Scan the records for "icon". Show the matching lines.

Website and app data records:
══════════

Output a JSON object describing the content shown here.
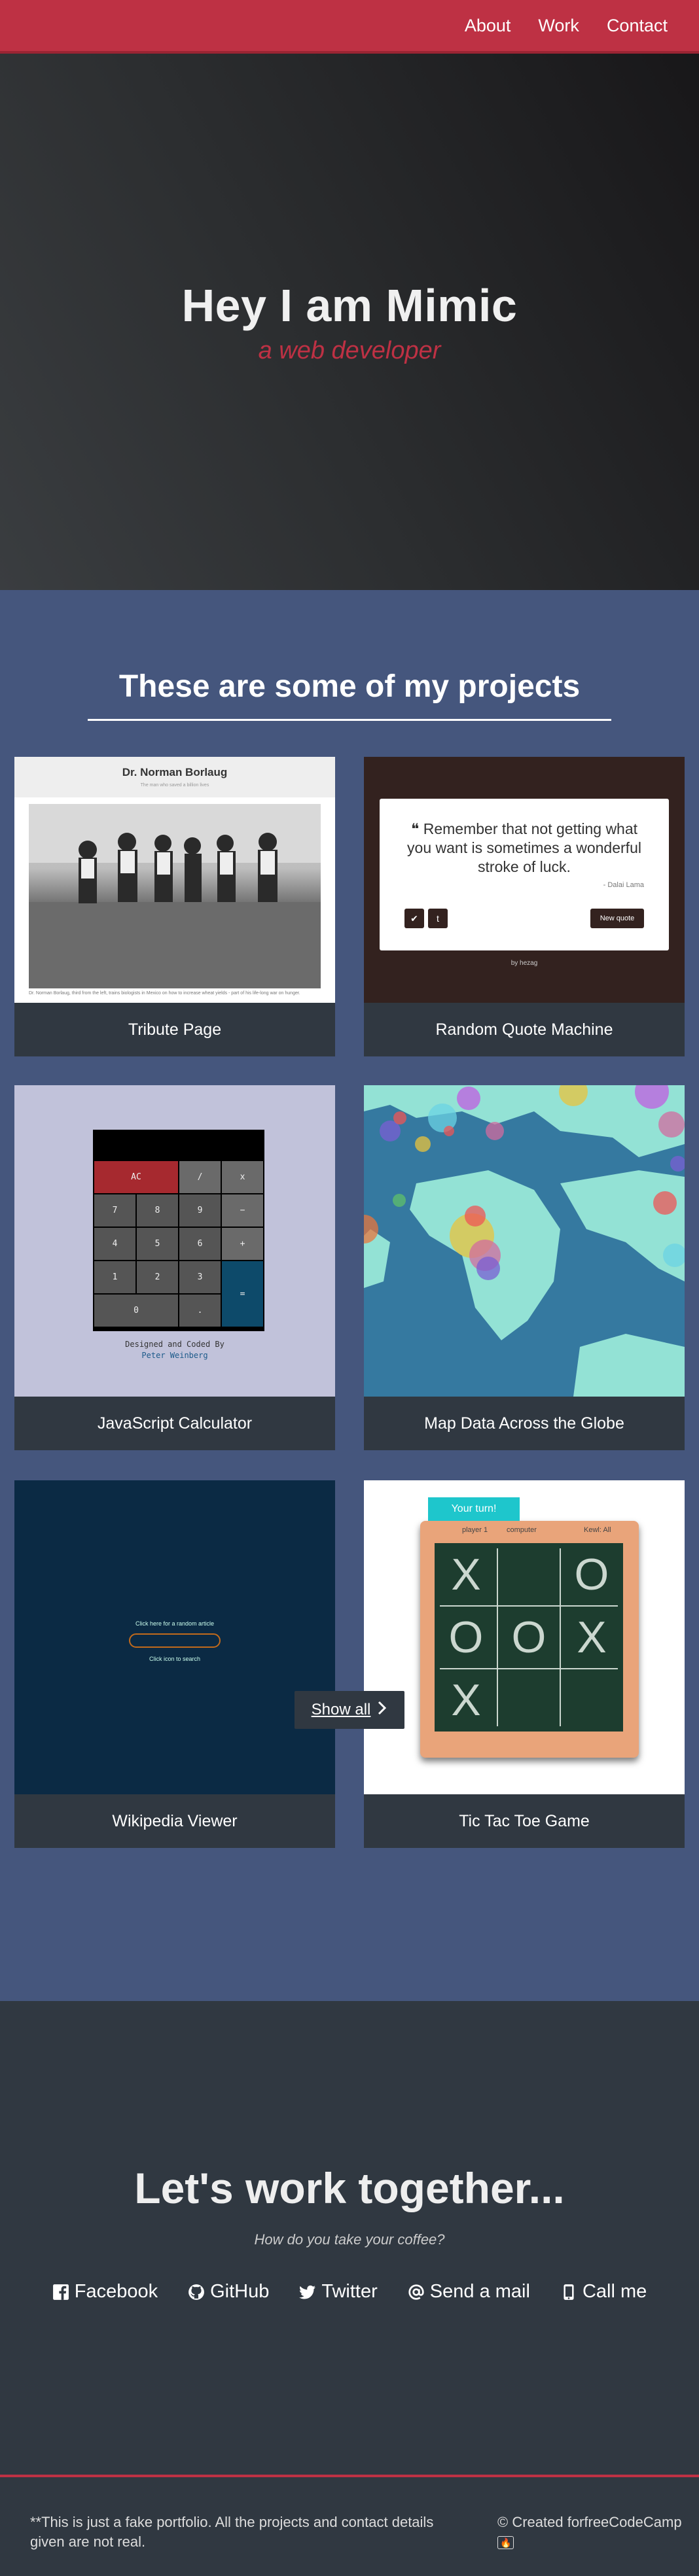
{
  "nav": {
    "about": "About",
    "work": "Work",
    "contact": "Contact"
  },
  "hero": {
    "title": "Hey I am Mimic",
    "subtitle": "a web developer"
  },
  "projects": {
    "heading": "These are some of my projects",
    "items": [
      {
        "label": "Tribute Page",
        "thumb_title": "Dr. Norman Borlaug",
        "thumb_subtitle": "The man who saved a billion lives",
        "thumb_caption": "Dr. Norman Borlaug, third from the left, trains biologists in Mexico on how to increase wheat yields - part of his life-long war on hunger."
      },
      {
        "label": "Random Quote Machine",
        "quote": "Remember that not getting what you want is sometimes a wonderful stroke of luck.",
        "author": "- Dalai Lama",
        "new_quote": "New quote",
        "byline": "by hezag"
      },
      {
        "label": "JavaScript Calculator",
        "keys": [
          "AC",
          "/",
          "x",
          "7",
          "8",
          "9",
          "−",
          "4",
          "5",
          "6",
          "+",
          "1",
          "2",
          "3",
          "=",
          "0",
          "."
        ],
        "credit_line1": "Designed and Coded By",
        "credit_line2": "Peter Weinberg"
      },
      {
        "label": "Map Data Across the Globe"
      },
      {
        "label": "Wikipedia Viewer",
        "line1": "Click here for a random article",
        "line2": "Click icon to search"
      },
      {
        "label": "Tic Tac Toe Game",
        "turn": "Your turn!",
        "player1": "player 1",
        "computer": "computer",
        "kewl": "Kewl: All",
        "board": [
          "X",
          "",
          "O",
          "O",
          "O",
          "X",
          "X",
          "",
          ""
        ]
      }
    ],
    "show_all": "Show all"
  },
  "contact": {
    "heading": "Let's work together...",
    "subheading": "How do you take your coffee?",
    "links": [
      {
        "label": "Facebook",
        "icon": "facebook-icon"
      },
      {
        "label": "GitHub",
        "icon": "github-icon"
      },
      {
        "label": "Twitter",
        "icon": "twitter-icon"
      },
      {
        "label": "Send a mail",
        "icon": "at-icon"
      },
      {
        "label": "Call me",
        "icon": "mobile-icon"
      }
    ]
  },
  "footer": {
    "note": "**This is just a fake portfolio. All the projects and contact details given are not real.",
    "credit": "© Created forfreeCodeCamp"
  },
  "colors": {
    "accent": "#be3144",
    "projects_bg": "#45567d",
    "dark": "#303841"
  }
}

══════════

> _Expected output_
        "line2": "Click icon to search"
        "icon": "facebook-icon"
        "icon": "github-icon"
        "icon": "twitter-icon"
        "icon": "at-icon"
        "icon": "mobile-icon"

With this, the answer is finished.